Donald, a former world No. 1 who has been eligible for every U.S. Open since 2005, made two pars in the six-man playoff in the Ohio qualifier that featured the strongest field. The others advancing were Patrick Rodgers, Jason Allred, Richard Schembechler II and Texas Longhorns sophomore Scottie Scheffler.
Daniel Summerhays was eliminated when he missed a 5-foot putt on the second playoff hole. He was the first alternate.
Vijay Singh didn't come close to qualifying in Florida, which didn't finish until Tuesday because of rain. He missed out by nine shots. Aron Price of Australia and Tim Wilkinson led the way, while Sam Horsfield and Matthew Borchert ended a five-man playoff for the last two spots with birdies on the first extra hole.
That completed the 10 sectional qualifiers from coast to coast that offered 55 spots for the U.S. Open, which starts June 16 at Oakmont outside Pittsburgh. Qualifiers previous were held in Japan and England.

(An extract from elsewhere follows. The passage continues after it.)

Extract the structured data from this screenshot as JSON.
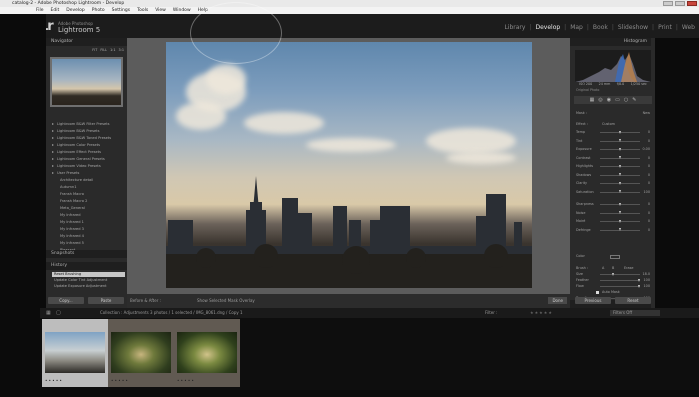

The USGA also set aside six spots to accommodate anyone who qualifies by cracking the top 60 in the world ranking after this week. If those spots are not taken, they will be filled from an alternate list.
Schembechler qualified for his first U.S. Open, and what a coincidence that it took place not far from Ohio State. His grandfather was a cousin of Michigan football coach Bo Schembechler, who won only five times in Columbus.
Carlos Ortiz was the medalist in Columbus, making it into his first U.S. Open despite making only two cuts on the PGA Tour in the last three months. Also getting in was Bryson DeChambeau, who gave up an automatic spot as the U.S. Amateur champion when he chose to turn pro right after the Masters.
Other qualifiers included Wes Short, who drove over from the PGA Tour Champions site in Iowa and qualified at age 52 for his first U.S. Open.
In other sectionals:
- Oregon sophomore Aaron Wise capped off a week he won't forget: He won the NCAA title a week ago Monday, Oregon won its first NCAA title two days later and Wise won the Pacific Northwest qualifier for the U.S. Open.
- The second strongest qualifier was in Tennessee, where 49-year-old David Toms was among 10 players who made it through. Toms is playing his 19th U.S. Open. He tied for fifth at Oakmont in 2007.
- Ryan Stachler, who just finished his sophomore year at South Carolina, was among three qualifiers outside Atlanta.
- Billy Hurley had rounds of 67-68 to lead the three qualifiers from Woodmont in the Maryland sectional.
- In the San Francisco qualifier, USC freshman Justin Suh was among six qualifiers, four of whom also made it through 18-hole local qualifying.